The firing, which happened the day before Pride Month, has prompted conversations of how LGBTQIA people are exposed by the lack of employment protections in the state. Maggie, who quit in solidarity with Chris weighed in on the intersection of labor and marginalization, “During Pride month we need to bear down on how folx in different marginalized groups can accidentally betray fellow laboring comrades by alliances of convenience with owner/operators who ultimately fall back on their will-to-power. We too quickly forget how queer issues and women’s issues and race issues ARE labor issues.” They concluded, “An unsafe intersection anywhere is unsafe intersections everywhere.”
The treatment which led to the boycott isn’t uncommon for businesses, which is why boycotts, strikes, and other worker solidarity measures are needed to create better working environments, according to Masood Raja, Associate Professor of English at the University of North Texas.
“We all are aware, if we care about it, that the current global economic system relies heavily on worker precarity. So, knowing this, people like us choose to go to places that claim to be progressive and are worker-centered. But when some of these places, that claim to be worker-friendly, use the corporate laws to fire their employees for no cause simply because it is legal to do so, then there is no qualitative difference between them and any other corporate business. That is why it is important for us to stand in solidarity with workers arbitrarily fired by these so-called progressive businesses.”

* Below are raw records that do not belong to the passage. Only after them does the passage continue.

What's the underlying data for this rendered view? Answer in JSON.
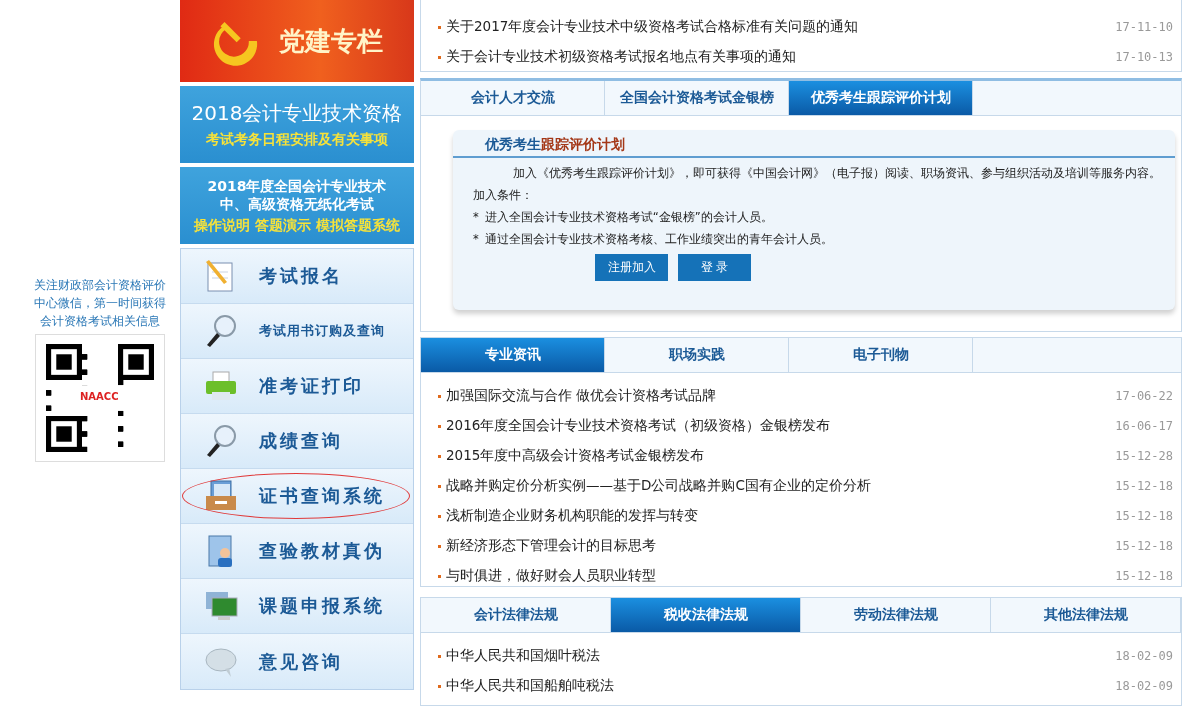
{
  "qr_panel": {
    "caption": "关注财政部会计资格评价中心微信，第一时间获得会计资格考试相关信息",
    "qr_label": "NAACC"
  },
  "banners": [
    {
      "kind": "party",
      "title": "党建专栏"
    },
    {
      "kind": "schedule",
      "title": "2018会计专业技术资格",
      "subtitle": "考试考务日程安排及有关事项"
    },
    {
      "kind": "paperless",
      "title": "2018年度全国会计专业技术中、高级资格无纸化考试",
      "subtitle": "操作说明 答题演示 模拟答题系统"
    }
  ],
  "menu": [
    {
      "label": "考试报名",
      "small": false,
      "highlighted": false
    },
    {
      "label": "考试用书订购及查询",
      "small": true,
      "highlighted": false
    },
    {
      "label": "准考证打印",
      "small": false,
      "highlighted": false
    },
    {
      "label": "成绩查询",
      "small": false,
      "highlighted": false
    },
    {
      "label": "证书查询系统",
      "small": false,
      "highlighted": true
    },
    {
      "label": "查验教材真伪",
      "small": false,
      "highlighted": false
    },
    {
      "label": "课题申报系统",
      "small": false,
      "highlighted": false
    },
    {
      "label": "意见咨询",
      "small": false,
      "highlighted": false
    }
  ],
  "notices": [
    {
      "title": "关于2017年度会计专业技术中级资格考试合格标准有关问题的通知",
      "date": "17-11-10"
    },
    {
      "title": "关于会计专业技术初级资格考试报名地点有关事项的通知",
      "date": "17-10-13"
    }
  ],
  "program_panel": {
    "tabs": [
      {
        "label": "会计人才交流",
        "selected": false
      },
      {
        "label": "全国会计资格考试金银榜",
        "selected": false
      },
      {
        "label": "优秀考生跟踪评价计划",
        "selected": true
      }
    ],
    "card": {
      "title_lead": "优秀考生",
      "title_rest": "跟踪评价计划",
      "intro": "加入《优秀考生跟踪评价计划》，即可获得《中国会计网》（电子报）阅读、职场资讯、参与组织活动及培训等服务内容。",
      "conditions_label": "加入条件：",
      "conditions": [
        "进入全国会计专业技术资格考试“金银榜”的会计人员。",
        "通过全国会计专业技术资格考核、工作业绩突出的青年会计人员。"
      ],
      "bullet": "*",
      "buttons": [
        "注册加入",
        "登 录"
      ]
    }
  },
  "news_panel": {
    "tabs": [
      {
        "label": "专业资讯",
        "selected": true
      },
      {
        "label": "职场实践",
        "selected": false
      },
      {
        "label": "电子刊物",
        "selected": false
      }
    ],
    "items": [
      {
        "title": "加强国际交流与合作 做优会计资格考试品牌",
        "date": "17-06-22"
      },
      {
        "title": "2016年度全国会计专业技术资格考试（初级资格）金银榜发布",
        "date": "16-06-17"
      },
      {
        "title": "2015年度中高级会计资格考试金银榜发布",
        "date": "15-12-28"
      },
      {
        "title": "战略并购定价分析实例——基于D公司战略并购C国有企业的定价分析",
        "date": "15-12-18"
      },
      {
        "title": "浅析制造企业财务机构职能的发挥与转变",
        "date": "15-12-18"
      },
      {
        "title": "新经济形态下管理会计的目标思考",
        "date": "15-12-18"
      },
      {
        "title": "与时俱进，做好财会人员职业转型",
        "date": "15-12-18"
      }
    ]
  },
  "law_panel": {
    "tabs": [
      {
        "label": "会计法律法规",
        "selected": false
      },
      {
        "label": "税收法律法规",
        "selected": true
      },
      {
        "label": "劳动法律法规",
        "selected": false
      },
      {
        "label": "其他法律法规",
        "selected": false
      }
    ],
    "items": [
      {
        "title": "中华人民共和国烟叶税法",
        "date": "18-02-09"
      },
      {
        "title": "中华人民共和国船舶吨税法",
        "date": "18-02-09"
      }
    ]
  }
}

Raja, a 10-year daily regular at Aura/Big Mike’s, is supporting the community boycott.
Katie Krupala, an ABC member, has been going to Aura since it was Big Mike’s in 2014. Her feelings about the situation are strong despite her history with the shop, “Aura was really cool as a place. It was nice to be able to go somewhere and see friends and familiar faces,” she continued, “but, I won’t go back unless they make major changes and apologize.” She noted that Aura still has a chance to snap back from the boycott, “I would be impressed if Aura transformed into a democratic workplace with a living wage, and I would like to support that kind of thing.”